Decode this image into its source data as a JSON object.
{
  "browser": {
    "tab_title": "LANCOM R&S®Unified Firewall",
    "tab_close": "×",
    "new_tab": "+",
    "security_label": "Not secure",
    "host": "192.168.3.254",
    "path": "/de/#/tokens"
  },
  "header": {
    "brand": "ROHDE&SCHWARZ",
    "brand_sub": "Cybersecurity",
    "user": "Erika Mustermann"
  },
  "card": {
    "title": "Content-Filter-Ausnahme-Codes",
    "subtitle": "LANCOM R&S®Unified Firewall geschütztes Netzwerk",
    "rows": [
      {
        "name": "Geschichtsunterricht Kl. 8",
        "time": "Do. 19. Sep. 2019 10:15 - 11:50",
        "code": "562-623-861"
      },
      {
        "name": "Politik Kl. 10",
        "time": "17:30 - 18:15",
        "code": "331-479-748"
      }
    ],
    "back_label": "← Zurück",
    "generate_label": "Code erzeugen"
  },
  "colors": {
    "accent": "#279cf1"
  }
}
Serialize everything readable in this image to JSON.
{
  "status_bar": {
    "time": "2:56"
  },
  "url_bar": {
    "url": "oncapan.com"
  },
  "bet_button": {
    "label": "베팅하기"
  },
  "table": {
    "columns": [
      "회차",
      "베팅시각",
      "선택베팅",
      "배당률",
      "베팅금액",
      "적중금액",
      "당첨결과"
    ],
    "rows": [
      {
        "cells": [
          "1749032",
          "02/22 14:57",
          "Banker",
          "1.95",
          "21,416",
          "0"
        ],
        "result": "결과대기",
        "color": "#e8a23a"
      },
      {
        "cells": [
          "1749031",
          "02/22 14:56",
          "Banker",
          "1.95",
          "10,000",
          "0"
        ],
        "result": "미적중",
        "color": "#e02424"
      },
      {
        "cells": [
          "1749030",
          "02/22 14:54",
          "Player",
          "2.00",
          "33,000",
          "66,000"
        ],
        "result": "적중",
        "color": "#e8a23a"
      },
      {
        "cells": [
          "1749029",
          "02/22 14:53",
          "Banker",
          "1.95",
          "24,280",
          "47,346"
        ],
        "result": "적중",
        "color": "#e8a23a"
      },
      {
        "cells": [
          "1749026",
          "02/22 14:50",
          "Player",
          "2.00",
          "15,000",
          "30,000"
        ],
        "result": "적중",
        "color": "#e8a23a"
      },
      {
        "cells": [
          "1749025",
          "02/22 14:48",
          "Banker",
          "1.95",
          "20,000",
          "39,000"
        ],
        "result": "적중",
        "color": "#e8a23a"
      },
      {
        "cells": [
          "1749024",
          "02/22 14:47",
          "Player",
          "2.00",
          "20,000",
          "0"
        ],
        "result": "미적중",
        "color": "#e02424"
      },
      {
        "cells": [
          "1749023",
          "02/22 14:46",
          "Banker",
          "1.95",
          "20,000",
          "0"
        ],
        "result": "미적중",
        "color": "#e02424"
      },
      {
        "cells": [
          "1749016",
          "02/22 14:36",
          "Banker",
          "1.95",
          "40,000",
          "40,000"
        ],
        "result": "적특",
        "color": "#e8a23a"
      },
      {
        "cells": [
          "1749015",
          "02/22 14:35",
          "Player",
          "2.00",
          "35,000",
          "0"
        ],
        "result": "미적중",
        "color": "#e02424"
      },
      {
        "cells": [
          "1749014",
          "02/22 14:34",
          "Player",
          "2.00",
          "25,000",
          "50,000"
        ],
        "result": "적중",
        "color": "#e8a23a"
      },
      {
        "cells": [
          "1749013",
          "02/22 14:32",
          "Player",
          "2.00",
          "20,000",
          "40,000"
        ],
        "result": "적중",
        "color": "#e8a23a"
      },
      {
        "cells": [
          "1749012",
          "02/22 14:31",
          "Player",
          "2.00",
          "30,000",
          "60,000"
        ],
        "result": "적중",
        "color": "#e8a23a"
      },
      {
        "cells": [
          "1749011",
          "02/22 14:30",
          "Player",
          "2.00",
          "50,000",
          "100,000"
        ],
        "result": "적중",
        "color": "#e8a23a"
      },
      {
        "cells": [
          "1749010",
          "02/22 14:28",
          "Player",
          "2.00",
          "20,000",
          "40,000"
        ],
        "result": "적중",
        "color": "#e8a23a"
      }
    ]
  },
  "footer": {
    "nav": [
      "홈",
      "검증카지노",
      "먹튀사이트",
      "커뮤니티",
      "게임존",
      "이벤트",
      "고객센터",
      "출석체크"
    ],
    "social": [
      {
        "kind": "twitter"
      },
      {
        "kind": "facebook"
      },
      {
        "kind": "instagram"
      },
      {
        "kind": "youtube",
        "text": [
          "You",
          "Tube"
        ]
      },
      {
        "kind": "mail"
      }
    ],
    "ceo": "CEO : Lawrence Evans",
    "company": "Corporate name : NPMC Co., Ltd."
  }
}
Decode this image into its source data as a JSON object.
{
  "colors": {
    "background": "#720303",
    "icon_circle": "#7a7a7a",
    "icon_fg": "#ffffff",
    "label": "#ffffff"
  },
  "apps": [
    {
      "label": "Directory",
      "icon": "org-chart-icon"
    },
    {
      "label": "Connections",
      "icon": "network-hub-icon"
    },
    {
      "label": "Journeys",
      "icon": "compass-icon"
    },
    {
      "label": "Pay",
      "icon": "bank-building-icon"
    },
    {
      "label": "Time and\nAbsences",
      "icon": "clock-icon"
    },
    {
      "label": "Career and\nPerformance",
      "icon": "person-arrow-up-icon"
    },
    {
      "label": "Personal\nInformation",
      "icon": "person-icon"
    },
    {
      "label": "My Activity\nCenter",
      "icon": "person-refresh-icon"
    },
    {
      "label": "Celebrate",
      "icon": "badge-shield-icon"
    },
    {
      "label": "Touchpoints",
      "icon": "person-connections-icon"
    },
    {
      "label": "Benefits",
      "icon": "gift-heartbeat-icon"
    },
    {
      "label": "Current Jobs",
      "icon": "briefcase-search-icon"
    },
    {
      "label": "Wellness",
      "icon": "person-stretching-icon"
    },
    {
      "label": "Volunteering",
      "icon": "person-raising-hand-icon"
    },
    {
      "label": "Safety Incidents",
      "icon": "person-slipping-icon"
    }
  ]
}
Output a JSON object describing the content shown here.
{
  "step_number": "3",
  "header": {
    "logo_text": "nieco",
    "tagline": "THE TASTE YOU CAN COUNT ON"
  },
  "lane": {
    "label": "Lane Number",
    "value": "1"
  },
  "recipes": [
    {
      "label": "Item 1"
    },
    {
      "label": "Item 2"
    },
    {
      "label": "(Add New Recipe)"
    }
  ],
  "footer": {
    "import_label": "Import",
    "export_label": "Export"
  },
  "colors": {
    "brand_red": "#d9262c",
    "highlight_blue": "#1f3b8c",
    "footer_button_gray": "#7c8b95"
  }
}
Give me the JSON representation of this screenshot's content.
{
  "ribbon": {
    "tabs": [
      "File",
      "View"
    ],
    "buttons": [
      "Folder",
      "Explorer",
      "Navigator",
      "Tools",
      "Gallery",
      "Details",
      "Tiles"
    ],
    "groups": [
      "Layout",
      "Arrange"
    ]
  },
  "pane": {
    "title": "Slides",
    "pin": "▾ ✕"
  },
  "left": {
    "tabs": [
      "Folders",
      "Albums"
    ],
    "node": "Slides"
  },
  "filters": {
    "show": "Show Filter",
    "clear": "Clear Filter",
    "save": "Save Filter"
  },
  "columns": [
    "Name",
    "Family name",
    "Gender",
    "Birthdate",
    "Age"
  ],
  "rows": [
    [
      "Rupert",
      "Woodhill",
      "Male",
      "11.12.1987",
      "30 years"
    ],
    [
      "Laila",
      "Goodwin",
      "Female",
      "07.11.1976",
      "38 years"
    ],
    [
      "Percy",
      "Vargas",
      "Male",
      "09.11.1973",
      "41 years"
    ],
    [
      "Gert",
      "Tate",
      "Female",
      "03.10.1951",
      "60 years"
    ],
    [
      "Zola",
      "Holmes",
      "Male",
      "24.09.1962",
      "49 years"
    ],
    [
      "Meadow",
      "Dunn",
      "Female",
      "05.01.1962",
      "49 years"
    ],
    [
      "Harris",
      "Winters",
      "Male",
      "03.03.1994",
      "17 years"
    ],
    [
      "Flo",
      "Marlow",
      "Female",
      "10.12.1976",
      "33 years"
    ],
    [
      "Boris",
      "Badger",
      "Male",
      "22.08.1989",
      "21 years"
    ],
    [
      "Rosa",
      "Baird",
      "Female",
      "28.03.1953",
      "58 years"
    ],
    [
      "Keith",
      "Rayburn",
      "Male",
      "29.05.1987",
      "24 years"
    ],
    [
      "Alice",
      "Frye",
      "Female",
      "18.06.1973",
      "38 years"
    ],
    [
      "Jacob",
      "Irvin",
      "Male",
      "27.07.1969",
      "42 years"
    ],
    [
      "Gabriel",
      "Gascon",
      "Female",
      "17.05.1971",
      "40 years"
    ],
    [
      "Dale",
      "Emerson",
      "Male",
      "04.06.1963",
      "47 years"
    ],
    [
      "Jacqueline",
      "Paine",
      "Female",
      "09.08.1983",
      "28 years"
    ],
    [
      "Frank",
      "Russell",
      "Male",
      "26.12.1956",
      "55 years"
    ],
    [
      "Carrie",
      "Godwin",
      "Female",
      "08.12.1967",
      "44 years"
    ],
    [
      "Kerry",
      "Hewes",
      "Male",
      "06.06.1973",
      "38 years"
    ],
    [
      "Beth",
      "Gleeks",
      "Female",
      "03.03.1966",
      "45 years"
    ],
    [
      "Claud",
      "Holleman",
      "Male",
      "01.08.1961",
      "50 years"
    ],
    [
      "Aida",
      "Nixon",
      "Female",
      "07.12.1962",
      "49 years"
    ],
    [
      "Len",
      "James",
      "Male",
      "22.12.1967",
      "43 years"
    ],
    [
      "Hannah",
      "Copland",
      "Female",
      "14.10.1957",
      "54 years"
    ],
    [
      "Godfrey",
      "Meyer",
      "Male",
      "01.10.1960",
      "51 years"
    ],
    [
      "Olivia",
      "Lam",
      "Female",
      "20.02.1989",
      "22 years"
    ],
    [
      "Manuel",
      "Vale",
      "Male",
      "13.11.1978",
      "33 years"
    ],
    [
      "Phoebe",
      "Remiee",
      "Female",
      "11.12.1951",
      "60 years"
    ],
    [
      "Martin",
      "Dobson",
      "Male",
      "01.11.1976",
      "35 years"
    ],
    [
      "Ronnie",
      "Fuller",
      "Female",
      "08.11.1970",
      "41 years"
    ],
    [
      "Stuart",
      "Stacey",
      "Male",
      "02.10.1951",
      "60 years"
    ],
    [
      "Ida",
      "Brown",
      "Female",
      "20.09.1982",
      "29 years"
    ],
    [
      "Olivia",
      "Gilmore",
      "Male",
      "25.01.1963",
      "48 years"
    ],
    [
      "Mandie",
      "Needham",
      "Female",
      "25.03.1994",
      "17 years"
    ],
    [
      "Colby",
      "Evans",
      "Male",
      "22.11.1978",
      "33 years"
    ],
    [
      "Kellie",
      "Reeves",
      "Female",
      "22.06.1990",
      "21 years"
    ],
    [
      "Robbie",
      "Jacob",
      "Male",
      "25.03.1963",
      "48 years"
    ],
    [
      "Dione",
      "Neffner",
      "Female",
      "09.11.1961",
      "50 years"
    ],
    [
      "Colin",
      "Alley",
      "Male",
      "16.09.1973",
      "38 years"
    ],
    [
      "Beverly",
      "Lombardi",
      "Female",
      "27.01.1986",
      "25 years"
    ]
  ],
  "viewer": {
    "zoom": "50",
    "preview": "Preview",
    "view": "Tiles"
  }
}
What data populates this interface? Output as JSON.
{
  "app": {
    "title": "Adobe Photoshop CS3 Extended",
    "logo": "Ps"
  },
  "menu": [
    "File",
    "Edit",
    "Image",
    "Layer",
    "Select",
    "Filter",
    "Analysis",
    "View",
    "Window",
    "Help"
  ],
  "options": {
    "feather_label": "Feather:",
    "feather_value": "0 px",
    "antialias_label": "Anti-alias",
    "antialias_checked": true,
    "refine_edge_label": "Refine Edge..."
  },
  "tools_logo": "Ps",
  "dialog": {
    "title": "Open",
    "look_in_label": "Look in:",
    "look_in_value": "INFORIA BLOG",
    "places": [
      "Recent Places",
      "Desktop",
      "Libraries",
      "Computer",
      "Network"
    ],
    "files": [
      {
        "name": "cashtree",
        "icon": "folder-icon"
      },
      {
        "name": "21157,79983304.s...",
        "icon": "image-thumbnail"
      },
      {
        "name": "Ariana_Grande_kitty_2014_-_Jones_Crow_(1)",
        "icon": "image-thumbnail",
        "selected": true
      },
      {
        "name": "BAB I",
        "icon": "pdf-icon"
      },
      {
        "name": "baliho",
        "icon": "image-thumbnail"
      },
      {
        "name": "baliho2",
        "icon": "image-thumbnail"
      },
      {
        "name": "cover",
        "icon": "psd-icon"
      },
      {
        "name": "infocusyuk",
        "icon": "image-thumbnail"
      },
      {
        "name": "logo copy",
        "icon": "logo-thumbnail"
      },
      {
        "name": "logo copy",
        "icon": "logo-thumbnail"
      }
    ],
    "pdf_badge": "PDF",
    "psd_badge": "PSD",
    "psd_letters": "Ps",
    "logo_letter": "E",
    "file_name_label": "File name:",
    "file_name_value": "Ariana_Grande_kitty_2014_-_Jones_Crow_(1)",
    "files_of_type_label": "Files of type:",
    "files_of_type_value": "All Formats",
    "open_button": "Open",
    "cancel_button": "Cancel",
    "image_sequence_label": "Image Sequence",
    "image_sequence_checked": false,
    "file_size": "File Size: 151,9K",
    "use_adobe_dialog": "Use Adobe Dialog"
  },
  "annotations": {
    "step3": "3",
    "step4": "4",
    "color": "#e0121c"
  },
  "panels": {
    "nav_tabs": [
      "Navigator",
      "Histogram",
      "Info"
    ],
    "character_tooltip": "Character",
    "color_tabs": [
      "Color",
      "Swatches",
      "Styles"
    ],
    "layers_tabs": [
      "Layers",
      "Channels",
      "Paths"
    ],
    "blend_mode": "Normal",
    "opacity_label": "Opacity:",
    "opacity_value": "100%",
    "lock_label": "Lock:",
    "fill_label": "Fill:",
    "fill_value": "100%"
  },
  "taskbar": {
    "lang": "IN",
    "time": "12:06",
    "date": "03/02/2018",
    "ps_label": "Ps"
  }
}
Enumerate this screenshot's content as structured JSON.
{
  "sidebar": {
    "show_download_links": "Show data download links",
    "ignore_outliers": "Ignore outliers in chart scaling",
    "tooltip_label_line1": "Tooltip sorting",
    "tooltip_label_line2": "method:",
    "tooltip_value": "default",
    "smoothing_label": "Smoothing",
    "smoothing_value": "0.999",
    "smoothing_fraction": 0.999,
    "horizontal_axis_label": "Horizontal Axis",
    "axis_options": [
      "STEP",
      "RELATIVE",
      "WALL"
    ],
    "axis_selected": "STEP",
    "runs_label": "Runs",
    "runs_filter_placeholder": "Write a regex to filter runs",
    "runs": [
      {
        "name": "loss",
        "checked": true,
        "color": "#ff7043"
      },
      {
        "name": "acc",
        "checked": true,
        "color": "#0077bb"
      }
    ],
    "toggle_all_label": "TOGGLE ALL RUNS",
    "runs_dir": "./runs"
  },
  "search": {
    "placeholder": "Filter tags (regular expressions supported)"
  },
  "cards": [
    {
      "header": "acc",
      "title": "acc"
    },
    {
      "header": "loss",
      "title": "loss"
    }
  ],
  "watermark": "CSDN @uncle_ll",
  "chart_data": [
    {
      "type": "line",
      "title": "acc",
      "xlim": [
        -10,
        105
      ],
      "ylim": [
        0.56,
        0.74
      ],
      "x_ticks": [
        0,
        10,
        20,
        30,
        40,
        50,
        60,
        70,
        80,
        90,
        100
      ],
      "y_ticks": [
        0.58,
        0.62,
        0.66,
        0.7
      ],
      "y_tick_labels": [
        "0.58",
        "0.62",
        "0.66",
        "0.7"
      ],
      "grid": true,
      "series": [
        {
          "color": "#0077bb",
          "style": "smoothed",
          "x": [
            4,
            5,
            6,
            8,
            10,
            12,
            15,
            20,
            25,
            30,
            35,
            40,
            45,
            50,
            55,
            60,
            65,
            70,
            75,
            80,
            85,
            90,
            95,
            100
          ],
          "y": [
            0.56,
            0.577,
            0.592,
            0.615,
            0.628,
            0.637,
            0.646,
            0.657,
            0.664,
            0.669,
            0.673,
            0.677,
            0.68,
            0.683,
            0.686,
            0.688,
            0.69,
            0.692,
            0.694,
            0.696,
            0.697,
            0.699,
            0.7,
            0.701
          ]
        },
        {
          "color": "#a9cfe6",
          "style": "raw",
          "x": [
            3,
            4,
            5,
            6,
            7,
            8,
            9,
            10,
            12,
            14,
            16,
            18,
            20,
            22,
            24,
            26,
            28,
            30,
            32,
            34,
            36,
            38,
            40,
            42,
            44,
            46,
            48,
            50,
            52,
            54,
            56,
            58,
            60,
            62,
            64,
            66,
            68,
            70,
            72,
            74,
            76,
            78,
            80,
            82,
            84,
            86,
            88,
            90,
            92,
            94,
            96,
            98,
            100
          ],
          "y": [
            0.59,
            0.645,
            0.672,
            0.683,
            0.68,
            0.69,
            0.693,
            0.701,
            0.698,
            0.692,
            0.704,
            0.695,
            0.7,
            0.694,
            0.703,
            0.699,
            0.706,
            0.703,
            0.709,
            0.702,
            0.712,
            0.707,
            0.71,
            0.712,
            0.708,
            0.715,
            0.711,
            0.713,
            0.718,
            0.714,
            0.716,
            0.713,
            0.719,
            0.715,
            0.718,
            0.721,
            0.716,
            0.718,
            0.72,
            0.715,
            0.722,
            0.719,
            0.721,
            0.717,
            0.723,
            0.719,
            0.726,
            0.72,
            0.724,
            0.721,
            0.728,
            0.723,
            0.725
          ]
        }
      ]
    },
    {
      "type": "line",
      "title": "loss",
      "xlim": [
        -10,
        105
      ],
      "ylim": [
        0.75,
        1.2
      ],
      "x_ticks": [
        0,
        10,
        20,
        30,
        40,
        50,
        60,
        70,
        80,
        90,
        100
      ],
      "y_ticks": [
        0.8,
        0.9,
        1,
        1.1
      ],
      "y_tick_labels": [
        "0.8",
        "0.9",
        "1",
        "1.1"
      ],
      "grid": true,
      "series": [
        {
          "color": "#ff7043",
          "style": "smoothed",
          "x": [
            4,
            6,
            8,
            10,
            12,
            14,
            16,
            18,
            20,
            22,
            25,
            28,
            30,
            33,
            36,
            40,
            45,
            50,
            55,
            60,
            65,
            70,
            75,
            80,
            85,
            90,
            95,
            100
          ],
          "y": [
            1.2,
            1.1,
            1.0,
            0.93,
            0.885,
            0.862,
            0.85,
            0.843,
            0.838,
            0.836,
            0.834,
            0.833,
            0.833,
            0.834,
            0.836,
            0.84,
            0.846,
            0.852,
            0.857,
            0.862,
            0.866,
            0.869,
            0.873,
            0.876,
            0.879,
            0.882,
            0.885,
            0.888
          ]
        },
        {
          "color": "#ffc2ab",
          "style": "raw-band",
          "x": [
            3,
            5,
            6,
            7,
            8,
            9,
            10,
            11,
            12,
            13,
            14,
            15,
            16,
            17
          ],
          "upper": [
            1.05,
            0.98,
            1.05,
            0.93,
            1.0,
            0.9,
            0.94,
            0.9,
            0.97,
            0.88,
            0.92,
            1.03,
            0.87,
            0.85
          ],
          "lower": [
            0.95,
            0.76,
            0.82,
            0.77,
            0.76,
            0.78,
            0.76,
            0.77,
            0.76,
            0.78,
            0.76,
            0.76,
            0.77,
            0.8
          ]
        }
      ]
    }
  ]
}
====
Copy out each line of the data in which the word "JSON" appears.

TASK RESPONSE:
Decode this image into its source data as a JSON object.
Serialize everything readable in this image to JSON.
Decode this image into its source data as a JSON object.
Output a JSON object describing the content shown here.
Give me the JSON representation of this screenshot's content.
What data populates this interface? Output as JSON.
Enumerate this screenshot's content as structured JSON.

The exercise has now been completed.